Perhaps nothing is as startling about the 2020 election as the bad calls pollsters made up to the minute votes were counted. One might have thought all the mistakes that led to similar 2016 gaffes were corrected – pollsters certainly said so – but they weren’t and the reason why is sad, but simple. The political-science models on which polling is premised are, like monetary-policy models and so much conventional wisdom, predicated on the vibrant U.S. middle class that once was but is no more. As we showed early on the economic inequality blog, economic inequality breeds not just acute political polarization, but also a strongly right-leaning shift in voter sentiment. No wonder – American voters denied the iconic promise of modest economic security and inter-generational mobility are angry. The more they see prosperity enjoyed by only a few and often a progressive few at that, the angrier they get. Add in COVID, and this is a witch’s brew of economic despair, social anger, political polarization, and national instability.
Continue reading “How Inequality, Not Polling, Predicted the 2020 Election”
By Karen Petrou
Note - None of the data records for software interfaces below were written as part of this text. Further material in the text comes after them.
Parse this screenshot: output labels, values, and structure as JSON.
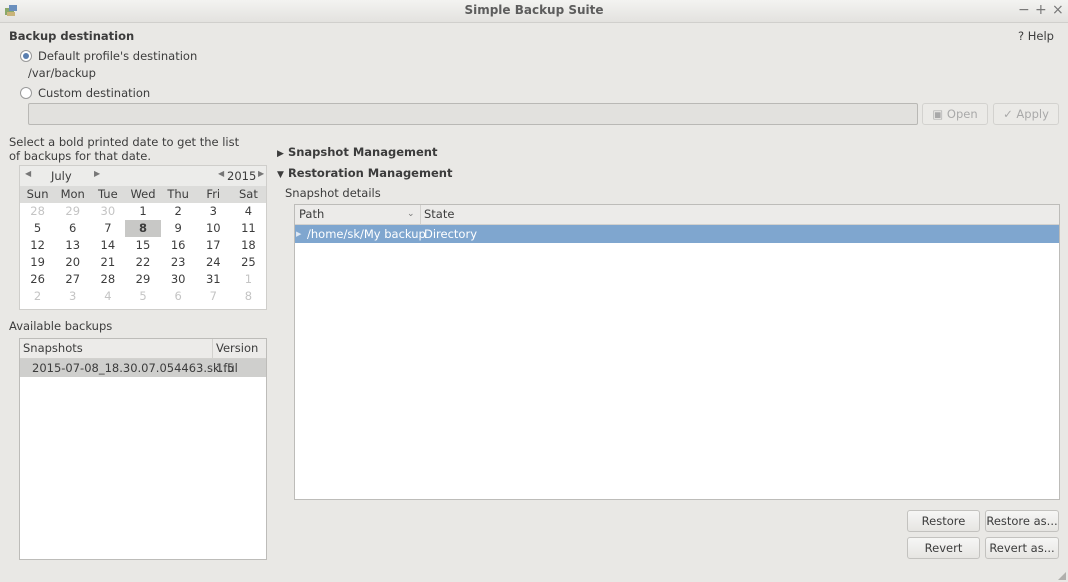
{
  "window": {
    "title": "Simple Backup Suite",
    "minimize_glyph": "−",
    "maximize_glyph": "+",
    "close_glyph": "×"
  },
  "help": {
    "label": "? Help"
  },
  "destination": {
    "heading": "Backup destination",
    "default_option": "Default profile's destination",
    "default_path": "/var/backup",
    "custom_option": "Custom destination",
    "custom_value": "",
    "selected": "default",
    "open_label": "Open",
    "apply_label": "Apply"
  },
  "calendar": {
    "instructions_line1": "Select a bold printed date to get the list",
    "instructions_line2": "of backups for that date.",
    "month": "July",
    "year": "2015",
    "weekdays": [
      "Sun",
      "Mon",
      "Tue",
      "Wed",
      "Thu",
      "Fri",
      "Sat"
    ],
    "weeks": [
      [
        {
          "d": "28",
          "dim": true
        },
        {
          "d": "29",
          "dim": true
        },
        {
          "d": "30",
          "dim": true
        },
        {
          "d": "1"
        },
        {
          "d": "2"
        },
        {
          "d": "3"
        },
        {
          "d": "4"
        }
      ],
      [
        {
          "d": "5"
        },
        {
          "d": "6"
        },
        {
          "d": "7"
        },
        {
          "d": "8",
          "selected": true
        },
        {
          "d": "9"
        },
        {
          "d": "10"
        },
        {
          "d": "11"
        }
      ],
      [
        {
          "d": "12"
        },
        {
          "d": "13"
        },
        {
          "d": "14"
        },
        {
          "d": "15"
        },
        {
          "d": "16"
        },
        {
          "d": "17"
        },
        {
          "d": "18"
        }
      ],
      [
        {
          "d": "19"
        },
        {
          "d": "20"
        },
        {
          "d": "21"
        },
        {
          "d": "22"
        },
        {
          "d": "23"
        },
        {
          "d": "24"
        },
        {
          "d": "25"
        }
      ],
      [
        {
          "d": "26"
        },
        {
          "d": "27"
        },
        {
          "d": "28"
        },
        {
          "d": "29"
        },
        {
          "d": "30"
        },
        {
          "d": "31"
        },
        {
          "d": "1",
          "dim": true
        }
      ],
      [
        {
          "d": "2",
          "dim": true
        },
        {
          "d": "3",
          "dim": true
        },
        {
          "d": "4",
          "dim": true
        },
        {
          "d": "5",
          "dim": true
        },
        {
          "d": "6",
          "dim": true
        },
        {
          "d": "7",
          "dim": true
        },
        {
          "d": "8",
          "dim": true
        }
      ]
    ]
  },
  "backups": {
    "heading": "Available backups",
    "columns": [
      "Snapshots",
      "Version"
    ],
    "rows": [
      {
        "snapshot": "2015-07-08_18.30.07.054463.sk.ful",
        "version": "1.5"
      }
    ]
  },
  "snapshot_management": {
    "label": "Snapshot Management",
    "expanded": false
  },
  "restoration_management": {
    "label": "Restoration Management",
    "expanded": true,
    "details_label": "Snapshot details",
    "columns": [
      "Path",
      "State"
    ],
    "rows": [
      {
        "path": "/home/sk/My backup",
        "state": "Directory"
      }
    ],
    "restore_label": "Restore",
    "restore_as_label": "Restore as...",
    "revert_label": "Revert",
    "revert_as_label": "Revert as..."
  }
}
When we started this blog in 2017, we began with a plea for the Federal Reserve to factor inequality into its monetary and regulatory policy equation. We showed at the start, here, here and here, that the Fed’s focus only on averages and aggregates obscures sharp polarization at each end of the U.S. income and wealth distribution. It is these polarizations, as we’ve repeatedly seen in blog posts that undermine the Fed’s ability to set the U.S. economy on a forward trajectory of shared prosperity and stable growth – i.e., to meet its dual mandate as Congress expressly defined it in the Humphrey-Hawkins Act of 1978. The Fed is still resolutely crafting monetary policy with its eyes firmly averted from increasing inequality. Continue reading “The Missing Middle Class”
By Karen Shaw Petrou
Does economic inequality lead to political polarization that then creates gridlock that increases economic inequality and turns negative feedback into M.C. Escher’s tessellated stairway to a political doom loop?
After the first full year of Donald Trump and a GOP-controlled Congress, it’s easy to conclude that we’re in the part of the cycle where inequality leads to polarization and then to gridlock broken only by anti-distributive policies and more acute polarization before gridlock sets in again. Getting a really bad feeling, I turned to a review of academic literature on economic inequality and political polarization. It generally confuses causality and correlation, but nonetheless shows that conventional wisdom is right: all of these forces make this a particularly parlous political session with potentially dangerous consequences for long-term comity and even stability. Put another way, 2018 will be way ugly. Continue reading “The Mother of All Negative Feedback Loops: Economic Inequality, Political Polarization, and the 2018 Congress”